Recently, Ubisoft announced that they will not be releasing an Assassin’s Creed game in 2016, surprising considering it may just be their most popular franchise. I see this as an extremely good thing. Annualized games are starting to reach a point where they need to drastically iterate. Maybe not as extreme as Primal did with the Far Cry series, but enough that it can feel fresh, new, and exciting. This is a good thing for Ubisoft as it is apparent that they are trying to shake things up and diversify their games. Many developers of annualized games can learn from this.
Who would have thought that killing an enemy with a spear could be so rewarding?
I’m not talking about annualized sports games, either. Releasing a new FIFA, Madden, and NHL game every year is redundant. End of story. Paying $60-$80 for a new squad and smoother physics is just not worth it. Sorry EA. But I digress. I’m talking about franchises that come out every year, usually in the same month. We all know a Call of Duty game releases the first week of November. A few weeks before that, we get a new Skylanders game. There’s a new Forza that comes out, exclusive to Xbox, every September. The debate about annualized game is extremely long-winded, with arguments from both sides saying that they are either beneficial or killing the industry.

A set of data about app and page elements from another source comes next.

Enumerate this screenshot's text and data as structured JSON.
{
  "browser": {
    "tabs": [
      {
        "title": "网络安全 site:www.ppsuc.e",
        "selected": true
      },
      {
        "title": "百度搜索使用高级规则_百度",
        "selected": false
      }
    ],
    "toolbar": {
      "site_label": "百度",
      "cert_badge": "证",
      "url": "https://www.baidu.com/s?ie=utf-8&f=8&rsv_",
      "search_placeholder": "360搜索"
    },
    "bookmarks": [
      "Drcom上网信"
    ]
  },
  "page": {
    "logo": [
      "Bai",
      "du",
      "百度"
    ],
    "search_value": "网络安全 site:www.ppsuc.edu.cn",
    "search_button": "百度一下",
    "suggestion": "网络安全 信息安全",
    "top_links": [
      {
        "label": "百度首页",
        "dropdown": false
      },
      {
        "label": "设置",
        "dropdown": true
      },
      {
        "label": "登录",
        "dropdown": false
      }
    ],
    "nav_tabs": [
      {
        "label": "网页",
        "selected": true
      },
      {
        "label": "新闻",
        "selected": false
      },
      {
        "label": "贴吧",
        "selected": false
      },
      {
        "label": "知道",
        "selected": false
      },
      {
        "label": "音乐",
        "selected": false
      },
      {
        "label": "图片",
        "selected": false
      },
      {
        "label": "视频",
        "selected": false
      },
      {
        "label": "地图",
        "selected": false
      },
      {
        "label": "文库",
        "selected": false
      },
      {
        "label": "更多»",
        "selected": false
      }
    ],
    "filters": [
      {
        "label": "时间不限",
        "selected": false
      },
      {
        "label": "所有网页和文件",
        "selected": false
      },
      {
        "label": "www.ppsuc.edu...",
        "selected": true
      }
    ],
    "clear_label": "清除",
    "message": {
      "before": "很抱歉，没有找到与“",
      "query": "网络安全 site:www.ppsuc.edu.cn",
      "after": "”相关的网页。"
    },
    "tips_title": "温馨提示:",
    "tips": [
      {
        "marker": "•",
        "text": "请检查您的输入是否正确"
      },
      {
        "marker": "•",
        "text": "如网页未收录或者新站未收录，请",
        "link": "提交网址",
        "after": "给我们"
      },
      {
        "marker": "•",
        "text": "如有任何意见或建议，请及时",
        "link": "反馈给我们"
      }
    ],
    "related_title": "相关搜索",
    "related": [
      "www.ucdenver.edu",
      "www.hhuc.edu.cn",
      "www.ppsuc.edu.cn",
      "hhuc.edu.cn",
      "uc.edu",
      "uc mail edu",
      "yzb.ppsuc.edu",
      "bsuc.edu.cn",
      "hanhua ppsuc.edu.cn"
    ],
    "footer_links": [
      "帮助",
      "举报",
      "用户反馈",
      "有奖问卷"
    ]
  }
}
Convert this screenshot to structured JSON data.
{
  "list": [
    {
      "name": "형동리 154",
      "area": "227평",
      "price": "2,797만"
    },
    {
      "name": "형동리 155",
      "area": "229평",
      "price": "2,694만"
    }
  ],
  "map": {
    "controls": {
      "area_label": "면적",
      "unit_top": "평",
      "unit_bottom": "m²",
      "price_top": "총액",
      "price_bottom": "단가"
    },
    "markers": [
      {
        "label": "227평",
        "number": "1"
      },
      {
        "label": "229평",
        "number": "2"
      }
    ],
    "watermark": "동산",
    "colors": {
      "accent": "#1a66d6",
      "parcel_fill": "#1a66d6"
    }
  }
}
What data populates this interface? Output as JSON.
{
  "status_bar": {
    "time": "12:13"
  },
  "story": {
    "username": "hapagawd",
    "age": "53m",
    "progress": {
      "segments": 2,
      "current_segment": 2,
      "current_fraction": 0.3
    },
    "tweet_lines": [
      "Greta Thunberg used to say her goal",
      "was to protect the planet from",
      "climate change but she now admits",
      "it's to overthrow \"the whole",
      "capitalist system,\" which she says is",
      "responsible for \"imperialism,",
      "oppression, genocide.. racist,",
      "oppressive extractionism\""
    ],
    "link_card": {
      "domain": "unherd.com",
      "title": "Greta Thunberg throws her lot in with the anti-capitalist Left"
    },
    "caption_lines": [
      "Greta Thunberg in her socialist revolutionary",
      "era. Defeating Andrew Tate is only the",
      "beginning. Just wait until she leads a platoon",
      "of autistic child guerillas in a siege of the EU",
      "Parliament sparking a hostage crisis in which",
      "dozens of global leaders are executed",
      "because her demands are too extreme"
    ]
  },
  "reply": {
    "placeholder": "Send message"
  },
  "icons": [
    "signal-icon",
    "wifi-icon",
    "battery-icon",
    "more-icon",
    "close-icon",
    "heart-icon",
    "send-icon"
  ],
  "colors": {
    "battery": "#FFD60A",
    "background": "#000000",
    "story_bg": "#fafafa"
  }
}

My point here is that these annualized games, and I’m sure there’s much more that I haven’t mentioned, can learn something from Far Cry Primal. I feel as if developers are scared to break the mold of these games that made them so popular in the first place. But after we get the same game year after year, the fatigue sets in. Seeing the same explosions, stealth missions, and guns with little variation in each new Call of Duty installment isn’t very rewarding anymore. But Primal exceeds because of these drastic changes. No longer having a sniper rifle or a machine gun to rely on changes the gameplay. It becomes much more of a challenge to capture an outpost or enemy base. And for me, that is where Primal succeeds. All Ubisoft really did with the game is stay true to the setting and adjust their core mechanics in order to make it as realistic as possible. The gameplay is the same as the past. But it feels different. It feels new. And it’s a whole bunch of fun.
Fans have been crying out to the developers of Call of Duty to go back to their roots and give us a game from one of the World Wars. I would be ecstatic with something like this, if only because Call of Duty has been playing the “advanced” and “futuristic” card now for way too long. The Exosuits in Advanced Warfare were fine, but the small changes that were made to Black Ops III didn’t make it feel any different. If Call of Duty were to create a game set in France during the Battle of Normandy, or Hawaii the morning of Pearl Harbour, and stayed true to the setting with realistic guns and armory from the time, then I would be blown away. Especially considering the graphic fidelity and the power that the Xbox One and PS4 have, they could make an amazing game without changing their core mechanics.
Slap the name Forza on it and make it extremely pretty, and you have a winner.
This is extremely farfetched, but imagine a Forza game inspired by F-Zero. Create a futuristic city, design the cars to look a little less realistic and a little more “super,” and fans will eat it up. There is no need to change the way the game feels. Keep the system you have! Just put a completely different skin on it.
Change the setting, and adjust everything based on that. Annualized games can learn from that in order to avoid fatigue and feel new without changing the mechanics. That is why, in my opinion, Primal succeeds. It was a pleasant surprise to see every aspect of the game relate back to the 10,000 year old timeframe the game is set in.
Let us know what you think in the comments below!